→ Work request
Give the line containing "What's the underlying" again, exactly, along with all later lines of the entries, through the last one.

→ Data for processing
-- -- --

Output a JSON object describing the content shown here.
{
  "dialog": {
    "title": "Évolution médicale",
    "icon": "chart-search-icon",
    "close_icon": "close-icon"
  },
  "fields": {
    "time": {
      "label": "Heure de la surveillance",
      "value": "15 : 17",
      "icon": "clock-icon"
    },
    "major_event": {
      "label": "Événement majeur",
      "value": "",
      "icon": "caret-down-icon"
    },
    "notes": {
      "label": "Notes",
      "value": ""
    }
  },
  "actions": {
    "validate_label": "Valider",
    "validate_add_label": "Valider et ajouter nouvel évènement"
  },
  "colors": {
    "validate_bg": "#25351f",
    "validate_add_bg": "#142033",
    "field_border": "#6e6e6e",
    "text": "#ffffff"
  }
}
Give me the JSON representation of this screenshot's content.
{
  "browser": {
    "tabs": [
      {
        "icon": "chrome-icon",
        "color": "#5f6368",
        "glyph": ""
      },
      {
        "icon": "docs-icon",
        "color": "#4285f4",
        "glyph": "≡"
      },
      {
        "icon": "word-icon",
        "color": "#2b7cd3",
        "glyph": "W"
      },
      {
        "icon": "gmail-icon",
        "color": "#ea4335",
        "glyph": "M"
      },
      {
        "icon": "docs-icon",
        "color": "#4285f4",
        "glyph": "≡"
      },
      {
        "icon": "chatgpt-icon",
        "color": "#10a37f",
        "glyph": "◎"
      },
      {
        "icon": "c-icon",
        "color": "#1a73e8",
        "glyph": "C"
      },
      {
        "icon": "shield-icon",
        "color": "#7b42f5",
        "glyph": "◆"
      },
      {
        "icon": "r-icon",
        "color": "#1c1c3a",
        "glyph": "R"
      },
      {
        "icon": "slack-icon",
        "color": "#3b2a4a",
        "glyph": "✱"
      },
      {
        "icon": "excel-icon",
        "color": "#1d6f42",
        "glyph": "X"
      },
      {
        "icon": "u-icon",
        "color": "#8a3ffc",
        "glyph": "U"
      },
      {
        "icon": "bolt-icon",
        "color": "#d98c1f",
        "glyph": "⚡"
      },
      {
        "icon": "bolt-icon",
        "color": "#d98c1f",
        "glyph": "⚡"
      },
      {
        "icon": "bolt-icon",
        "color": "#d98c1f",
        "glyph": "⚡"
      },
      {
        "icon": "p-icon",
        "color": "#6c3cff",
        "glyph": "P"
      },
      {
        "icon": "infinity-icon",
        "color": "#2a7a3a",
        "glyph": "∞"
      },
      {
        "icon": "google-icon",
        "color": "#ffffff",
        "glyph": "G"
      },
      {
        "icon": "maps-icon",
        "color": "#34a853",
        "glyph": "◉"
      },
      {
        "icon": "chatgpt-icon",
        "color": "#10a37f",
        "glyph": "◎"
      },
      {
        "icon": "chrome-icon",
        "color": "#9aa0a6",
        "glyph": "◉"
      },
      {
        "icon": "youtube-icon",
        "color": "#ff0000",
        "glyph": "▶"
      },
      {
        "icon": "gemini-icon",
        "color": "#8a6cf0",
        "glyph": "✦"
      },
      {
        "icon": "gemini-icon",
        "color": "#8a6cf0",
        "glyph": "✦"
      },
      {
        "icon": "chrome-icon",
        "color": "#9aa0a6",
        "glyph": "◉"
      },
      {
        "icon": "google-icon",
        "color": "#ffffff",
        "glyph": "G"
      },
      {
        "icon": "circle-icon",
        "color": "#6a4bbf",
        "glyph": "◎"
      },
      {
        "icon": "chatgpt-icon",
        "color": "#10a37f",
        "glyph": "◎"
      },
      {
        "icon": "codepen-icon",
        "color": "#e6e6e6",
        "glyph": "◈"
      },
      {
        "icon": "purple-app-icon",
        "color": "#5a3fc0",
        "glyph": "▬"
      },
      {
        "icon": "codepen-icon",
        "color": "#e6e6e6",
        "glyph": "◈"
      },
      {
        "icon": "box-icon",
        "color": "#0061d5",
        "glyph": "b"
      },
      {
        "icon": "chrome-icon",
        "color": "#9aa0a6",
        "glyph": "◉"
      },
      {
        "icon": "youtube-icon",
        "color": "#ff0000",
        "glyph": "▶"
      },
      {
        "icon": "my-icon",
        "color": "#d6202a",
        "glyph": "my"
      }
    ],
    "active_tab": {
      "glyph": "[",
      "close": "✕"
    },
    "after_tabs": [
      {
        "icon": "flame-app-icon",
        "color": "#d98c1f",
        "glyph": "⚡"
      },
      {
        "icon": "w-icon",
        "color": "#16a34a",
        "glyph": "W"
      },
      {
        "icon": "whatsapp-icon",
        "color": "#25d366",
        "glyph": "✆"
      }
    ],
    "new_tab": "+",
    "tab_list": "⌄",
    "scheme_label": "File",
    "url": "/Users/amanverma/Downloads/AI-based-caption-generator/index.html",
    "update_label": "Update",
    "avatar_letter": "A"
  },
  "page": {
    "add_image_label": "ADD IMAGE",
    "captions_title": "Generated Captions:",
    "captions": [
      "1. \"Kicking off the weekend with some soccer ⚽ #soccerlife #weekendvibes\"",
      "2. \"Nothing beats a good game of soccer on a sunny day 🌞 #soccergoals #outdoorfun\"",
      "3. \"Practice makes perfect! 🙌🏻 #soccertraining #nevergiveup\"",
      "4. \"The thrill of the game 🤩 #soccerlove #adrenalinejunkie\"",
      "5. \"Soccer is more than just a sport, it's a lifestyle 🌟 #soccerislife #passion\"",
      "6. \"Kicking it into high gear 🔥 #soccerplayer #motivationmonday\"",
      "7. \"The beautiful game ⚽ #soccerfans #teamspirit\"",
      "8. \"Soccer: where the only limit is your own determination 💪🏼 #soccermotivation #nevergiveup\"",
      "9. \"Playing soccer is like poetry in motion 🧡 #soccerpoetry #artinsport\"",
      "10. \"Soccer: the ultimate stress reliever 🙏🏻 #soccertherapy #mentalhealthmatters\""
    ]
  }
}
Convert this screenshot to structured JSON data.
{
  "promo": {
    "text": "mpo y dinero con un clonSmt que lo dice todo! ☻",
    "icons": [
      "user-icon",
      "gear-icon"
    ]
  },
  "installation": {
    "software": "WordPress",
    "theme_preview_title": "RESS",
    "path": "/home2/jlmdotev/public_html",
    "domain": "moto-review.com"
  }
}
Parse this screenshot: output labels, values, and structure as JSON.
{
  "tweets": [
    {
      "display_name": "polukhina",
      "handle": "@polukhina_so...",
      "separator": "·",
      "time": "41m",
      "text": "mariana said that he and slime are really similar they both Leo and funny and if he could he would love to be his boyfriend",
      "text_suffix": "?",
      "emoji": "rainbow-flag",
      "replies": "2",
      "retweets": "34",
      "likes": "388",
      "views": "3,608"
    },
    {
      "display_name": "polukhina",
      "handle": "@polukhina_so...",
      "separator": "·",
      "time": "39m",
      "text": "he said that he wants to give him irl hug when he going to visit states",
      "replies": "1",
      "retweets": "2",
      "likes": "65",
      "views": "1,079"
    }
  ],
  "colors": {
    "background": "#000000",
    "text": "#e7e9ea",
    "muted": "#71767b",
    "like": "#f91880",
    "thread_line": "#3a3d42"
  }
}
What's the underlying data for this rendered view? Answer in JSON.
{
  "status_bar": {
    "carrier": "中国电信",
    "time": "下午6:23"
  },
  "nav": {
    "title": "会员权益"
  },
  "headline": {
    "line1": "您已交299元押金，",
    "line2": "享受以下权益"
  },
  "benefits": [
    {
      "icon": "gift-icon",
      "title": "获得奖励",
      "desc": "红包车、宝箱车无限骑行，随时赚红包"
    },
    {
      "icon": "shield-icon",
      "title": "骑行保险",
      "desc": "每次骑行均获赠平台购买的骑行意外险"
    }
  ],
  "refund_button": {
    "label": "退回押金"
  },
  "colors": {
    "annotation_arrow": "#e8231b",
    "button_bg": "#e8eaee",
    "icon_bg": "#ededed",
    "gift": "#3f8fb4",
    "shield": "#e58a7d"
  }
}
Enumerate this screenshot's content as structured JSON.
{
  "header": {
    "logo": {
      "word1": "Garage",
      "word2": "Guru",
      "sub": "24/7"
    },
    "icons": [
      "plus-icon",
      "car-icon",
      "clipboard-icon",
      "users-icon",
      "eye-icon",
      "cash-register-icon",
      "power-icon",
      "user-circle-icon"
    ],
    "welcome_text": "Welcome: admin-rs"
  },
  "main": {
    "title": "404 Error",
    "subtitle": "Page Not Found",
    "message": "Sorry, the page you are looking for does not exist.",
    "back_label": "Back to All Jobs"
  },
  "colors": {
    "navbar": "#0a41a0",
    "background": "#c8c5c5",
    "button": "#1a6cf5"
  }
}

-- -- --

→ Answer for the task
What's the underlying data for this rendered view? Answer in JSON.
{
  "status_bar": {
    "carrier": "中国电信",
    "time": "下午6:23"
  },
  "nav": {
    "title": "会员权益"
  },
  "headline": {
    "line1": "您已交299元押金，",
    "line2": "享受以下权益"
  },
  "benefits": [
    {
      "icon": "gift-icon",
      "title": "获得奖励",
      "desc": "红包车、宝箱车无限骑行，随时赚红包"
    },
    {
      "icon": "shield-icon",
      "title": "骑行保险",
      "desc": "每次骑行均获赠平台购买的骑行意外险"
    }
  ],
  "refund_button": {
    "label": "退回押金"
  },
  "colors": {
    "annotation_arrow": "#e8231b",
    "button_bg": "#e8eaee",
    "icon_bg": "#ededed",
    "gift": "#3f8fb4",
    "shield": "#e58a7d"
  }
}
Enumerate this screenshot's content as structured JSON.
{
  "header": {
    "logo": {
      "word1": "Garage",
      "word2": "Guru",
      "sub": "24/7"
    },
    "icons": [
      "plus-icon",
      "car-icon",
      "clipboard-icon",
      "users-icon",
      "eye-icon",
      "cash-register-icon",
      "power-icon",
      "user-circle-icon"
    ],
    "welcome_text": "Welcome: admin-rs"
  },
  "main": {
    "title": "404 Error",
    "subtitle": "Page Not Found",
    "message": "Sorry, the page you are looking for does not exist.",
    "back_label": "Back to All Jobs"
  },
  "colors": {
    "navbar": "#0a41a0",
    "background": "#c8c5c5",
    "button": "#1a6cf5"
  }
}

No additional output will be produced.